All the radio announcers keep yammering on about is how beautiful the weekend was, a real extended summer with record-breaking temperatures and searing sunshine. Of course it happens on the weekend I’m in Scotland, and of course as I get ready for this Monday, it’s pissing buckets outside.
I eye myself in the hallway mirror and give myself a discerning once-over. I’m wearing a suit today, steel grey, light grey shirt underneath, no tie. Last week was all about making the students feel comfortable—I was in dress shirts and jeans, T-shirts and trousers, but this week is about cracking down. Some of the students in my classes are my age, so I’ve got to at least look like I mean business, even though I’ve got dog hair on my shoulders.
My gaze travels to Winter sitting on the floor by the couch, thumping his tail when we make eye contact, and back to the mirror. He’s calm for now, but when I leave I know he’s going to treat my flat like a gymnasium. Thank god for Shelly, my dog walker. She was watching him over the weekend too and fusses over him like an unruly child.

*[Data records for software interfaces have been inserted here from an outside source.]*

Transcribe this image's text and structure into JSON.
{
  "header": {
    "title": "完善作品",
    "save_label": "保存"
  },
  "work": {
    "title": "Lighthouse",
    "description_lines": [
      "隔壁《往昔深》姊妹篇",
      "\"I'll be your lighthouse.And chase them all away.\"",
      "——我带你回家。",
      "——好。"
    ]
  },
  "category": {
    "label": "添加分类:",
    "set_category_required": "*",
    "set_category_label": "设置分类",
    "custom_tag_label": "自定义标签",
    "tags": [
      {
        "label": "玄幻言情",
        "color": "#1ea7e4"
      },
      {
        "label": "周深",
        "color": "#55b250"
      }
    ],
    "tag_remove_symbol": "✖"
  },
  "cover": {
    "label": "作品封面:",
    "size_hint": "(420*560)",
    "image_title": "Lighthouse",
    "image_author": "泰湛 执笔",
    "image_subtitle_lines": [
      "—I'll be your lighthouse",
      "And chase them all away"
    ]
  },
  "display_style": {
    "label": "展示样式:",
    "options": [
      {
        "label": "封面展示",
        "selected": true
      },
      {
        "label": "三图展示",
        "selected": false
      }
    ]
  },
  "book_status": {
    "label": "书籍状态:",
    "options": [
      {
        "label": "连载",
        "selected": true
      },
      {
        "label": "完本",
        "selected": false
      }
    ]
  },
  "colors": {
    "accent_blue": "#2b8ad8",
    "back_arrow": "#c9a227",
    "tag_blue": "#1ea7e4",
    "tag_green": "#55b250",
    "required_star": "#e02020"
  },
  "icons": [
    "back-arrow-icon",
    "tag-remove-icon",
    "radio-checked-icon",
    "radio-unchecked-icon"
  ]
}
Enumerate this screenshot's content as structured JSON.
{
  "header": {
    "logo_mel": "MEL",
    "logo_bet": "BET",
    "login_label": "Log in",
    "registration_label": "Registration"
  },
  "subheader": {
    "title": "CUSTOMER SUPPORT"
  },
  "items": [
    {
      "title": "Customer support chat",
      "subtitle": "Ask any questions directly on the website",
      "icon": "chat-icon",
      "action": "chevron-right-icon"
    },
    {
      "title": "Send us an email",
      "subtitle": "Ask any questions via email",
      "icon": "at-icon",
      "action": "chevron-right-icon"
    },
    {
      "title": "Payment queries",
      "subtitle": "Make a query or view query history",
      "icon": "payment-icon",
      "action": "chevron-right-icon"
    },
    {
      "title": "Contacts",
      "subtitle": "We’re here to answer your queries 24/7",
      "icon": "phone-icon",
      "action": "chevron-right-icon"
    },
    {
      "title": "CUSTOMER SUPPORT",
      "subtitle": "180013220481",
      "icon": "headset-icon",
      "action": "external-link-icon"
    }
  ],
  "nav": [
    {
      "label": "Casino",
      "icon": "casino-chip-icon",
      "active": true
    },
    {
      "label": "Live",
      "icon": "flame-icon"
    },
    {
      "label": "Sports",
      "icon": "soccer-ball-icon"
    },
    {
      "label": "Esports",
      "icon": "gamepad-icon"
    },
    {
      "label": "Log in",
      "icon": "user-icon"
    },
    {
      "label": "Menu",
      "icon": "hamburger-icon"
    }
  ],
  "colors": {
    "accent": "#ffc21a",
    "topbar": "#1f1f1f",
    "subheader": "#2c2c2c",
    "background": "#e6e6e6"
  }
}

I smooth my hair back and peer at the grey strands at my temples. I’m wearing it fairly short these days. Thankfully I’ve put all my weight back on, so I don’t look like the weakling I did before. I’ve been at the gym most mornings, working hard all summer to get back into shape, and it’s finally paying off. After the accident and my consequent meltdown (or, as my old job called it before they let me go, my “mental diversion,” as if what happened to me could be so neatly explained, like a detour on the road), I wasn’t eating. I wasn’t living. It wasn’t until I found the courage to see a doctor, to get help and finally stay with it, that I crawled out of the ashes.
I’d like to say it all feels like a blur to me, the years at the bottom of the spiral, the world around me bleak, guilt and hatred sticking to me like tar. But I remember it all vividly. In horrible, exquisite detail. Maybe that’s my punishment, my shackles for my crimes.
I knew that falling in love was a crime.
I deserve all the punishment I can get.
And what’s worst of all is how on some nights, the darkest ones when I feel how alone I really am, how badly my choices have tipped the world on its axis, I think about her.
I think about her.
I think about the reason my judgement became skewed, the reason why I chose my own personal happiness over my family’s. I think about the first time I really fell in love. It wasn’t a stumble into comfort and complacency, like it had been with Miranda. It was cliff-jumping without a parachute, bungee jumping with no cord. I knew, I knew, the moment I laid my eyes on Natasha, that I was gone and there wasn’t a single thing to hold me in place.
You’d think that memories of love would feel just like the real thing, but these memories never feel anything like love. Love is good. Love is kind. Patient. Pure.
So they say.
Our love was a mistake from the start. A beautiful, life-rendering mistake.
Even if I did let myself remember—feel—what it was like to look into her eyes, to hear those words she once so softly whispered, it would do me no good. That love destroyed so much. It destroyed me and I let it willingly tear me apart. And then I destroyed every last good thing in my life.
Memories of love are a poison.
My therapist told me that I have to embrace it. Acknowledge that people fall in love all the time with people they aren’t supposed to, that I was swept away and lost control for once in my life, and no matter what, I can’t blame myself for Miranda and Hamish’s death. It was bad timing. It was an accident. People get divorced every day and it doesn’t end that way.